(Items from a data source)
- - - - - - -

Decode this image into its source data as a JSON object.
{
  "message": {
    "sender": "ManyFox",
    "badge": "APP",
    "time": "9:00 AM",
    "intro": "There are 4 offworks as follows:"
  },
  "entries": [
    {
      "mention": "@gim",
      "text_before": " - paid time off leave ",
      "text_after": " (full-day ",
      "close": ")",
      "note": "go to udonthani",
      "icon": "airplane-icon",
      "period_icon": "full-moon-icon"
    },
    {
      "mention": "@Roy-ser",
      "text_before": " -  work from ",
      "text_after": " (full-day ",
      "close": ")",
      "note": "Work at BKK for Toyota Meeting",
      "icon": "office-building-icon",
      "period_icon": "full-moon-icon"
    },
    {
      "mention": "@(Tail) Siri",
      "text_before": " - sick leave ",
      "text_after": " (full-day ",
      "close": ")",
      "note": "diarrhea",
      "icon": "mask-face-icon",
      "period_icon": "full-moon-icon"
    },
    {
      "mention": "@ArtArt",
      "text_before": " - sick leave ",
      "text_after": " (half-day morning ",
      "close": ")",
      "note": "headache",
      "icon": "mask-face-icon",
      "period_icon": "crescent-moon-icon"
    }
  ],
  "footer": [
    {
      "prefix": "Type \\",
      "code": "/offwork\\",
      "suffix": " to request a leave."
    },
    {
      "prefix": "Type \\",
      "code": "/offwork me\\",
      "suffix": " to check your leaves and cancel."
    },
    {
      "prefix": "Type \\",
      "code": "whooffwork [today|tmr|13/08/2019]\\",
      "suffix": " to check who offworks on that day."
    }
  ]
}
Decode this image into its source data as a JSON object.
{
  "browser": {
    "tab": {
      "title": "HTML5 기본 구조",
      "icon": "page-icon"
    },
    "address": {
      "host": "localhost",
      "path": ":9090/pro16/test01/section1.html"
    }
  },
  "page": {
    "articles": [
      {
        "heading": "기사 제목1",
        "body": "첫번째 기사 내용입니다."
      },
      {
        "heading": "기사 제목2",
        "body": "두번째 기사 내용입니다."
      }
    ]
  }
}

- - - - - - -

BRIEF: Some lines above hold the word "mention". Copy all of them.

OUTPUT:
      "mention": "@gim",
      "mention": "@Roy-ser",
      "mention": "@(Tail) Siri",
      "mention": "@ArtArt",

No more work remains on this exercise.